Which lines of the data contain the string "from"? Show each of them.

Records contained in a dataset
=== Section Start ===
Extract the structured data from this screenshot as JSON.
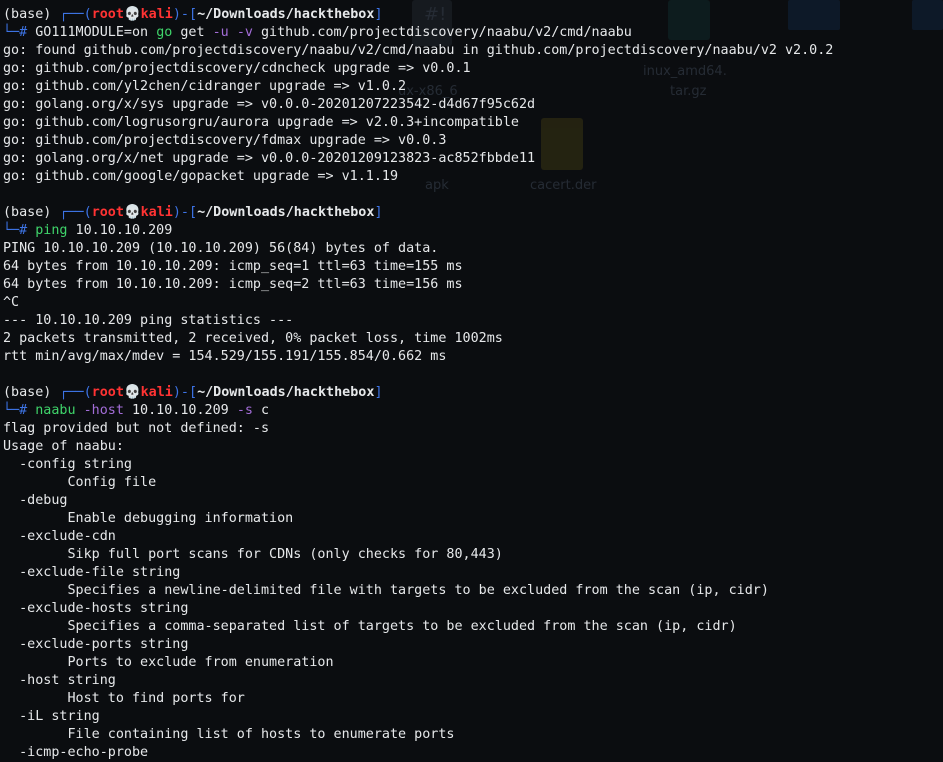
{
  "desktop": {
    "icons": [
      {
        "label": "#!",
        "kind": "script"
      },
      {
        "label": "inux_amd64.",
        "kind": "archive"
      },
      {
        "label": "tar.gz",
        "kind": "archive"
      },
      {
        "label": "ux-x86_6",
        "kind": "file"
      },
      {
        "label": "apk",
        "kind": "file"
      },
      {
        "label": "cacert.der",
        "kind": "certificate"
      }
    ]
  },
  "prompt": {
    "env": "(base)",
    "user": "root",
    "skull": "💀",
    "host": "kali",
    "cwd": "~/Downloads/hackthebox",
    "top_connector": "┌──(",
    "bottom_connector": "└─#",
    "mid_sep": ")-[",
    "close": "]"
  },
  "sessions": [
    {
      "command": {
        "pre": "GO111MODULE=on ",
        "bin": "go",
        "args": " get ",
        "flag1": "-u",
        "space": " ",
        "flag2": "-v",
        "rest": " github.com/projectdiscovery/naabu/v2/cmd/naabu"
      },
      "output": [
        "go: found github.com/projectdiscovery/naabu/v2/cmd/naabu in github.com/projectdiscovery/naabu/v2 v2.0.2",
        "go: github.com/projectdiscovery/cdncheck upgrade => v0.0.1",
        "go: github.com/yl2chen/cidranger upgrade => v1.0.2",
        "go: golang.org/x/sys upgrade => v0.0.0-20201207223542-d4d67f95c62d",
        "go: github.com/logrusorgru/aurora upgrade => v2.0.3+incompatible",
        "go: github.com/projectdiscovery/fdmax upgrade => v0.0.3",
        "go: golang.org/x/net upgrade => v0.0.0-20201209123823-ac852fbbde11",
        "go: github.com/google/gopacket upgrade => v1.1.19"
      ]
    },
    {
      "command": {
        "bin": "ping",
        "rest": " 10.10.10.209"
      },
      "output": [
        "PING 10.10.10.209 (10.10.10.209) 56(84) bytes of data.",
        "64 bytes from 10.10.10.209: icmp_seq=1 ttl=63 time=155 ms",
        "64 bytes from 10.10.10.209: icmp_seq=2 ttl=63 time=156 ms",
        "^C",
        "--- 10.10.10.209 ping statistics ---",
        "2 packets transmitted, 2 received, 0% packet loss, time 1002ms",
        "rtt min/avg/max/mdev = 154.529/155.191/155.854/0.662 ms"
      ]
    },
    {
      "command": {
        "bin": "naabu",
        "space1": " ",
        "flag1": "-host",
        "mid": " 10.10.10.209 ",
        "flag2": "-s",
        "rest": " c"
      },
      "output": [
        "flag provided but not defined: -s",
        "Usage of naabu:",
        "  -config string",
        "        Config file",
        "  -debug",
        "        Enable debugging information",
        "  -exclude-cdn",
        "        Sikp full port scans for CDNs (only checks for 80,443)",
        "  -exclude-file string",
        "        Specifies a newline-delimited file with targets to be excluded from the scan (ip, cidr)",
        "  -exclude-hosts string",
        "        Specifies a comma-separated list of targets to be excluded from the scan (ip, cidr)",
        "  -exclude-ports string",
        "        Ports to exclude from enumeration",
        "  -host string",
        "        Host to find ports for",
        "  -iL string",
        "        File containing list of hosts to enumerate ports",
        "  -icmp-echo-probe"
      ]
    }
  ],
  "colors": {
    "background": "#0b0d10",
    "prompt_frame": "#3d74e6",
    "user_host": "#ff3333",
    "command": "#3fd46a",
    "flag": "#a36dd8",
    "text": "#e6e8ea"
  }
}
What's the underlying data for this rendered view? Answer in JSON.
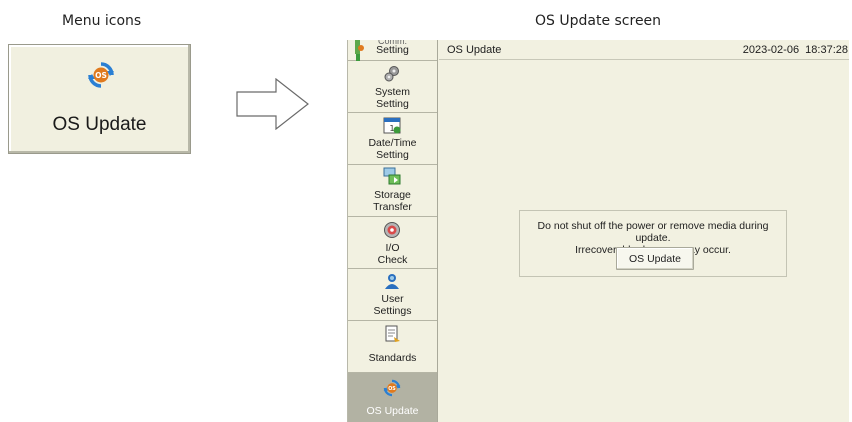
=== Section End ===
(Result of this task)
Extract the structured data from this screenshot as JSON.
        "64 bytes from 10.10.10.209: icmp_seq=1 ttl=63 time=155 ms",
        "64 bytes from 10.10.10.209: icmp_seq=2 ttl=63 time=156 ms",
        "        Specifies a newline-delimited file with targets to be excluded from the scan (ip, cidr)",
        "        Specifies a comma-separated list of targets to be excluded from the scan (ip, cidr)",
        "        Ports to exclude from enumeration",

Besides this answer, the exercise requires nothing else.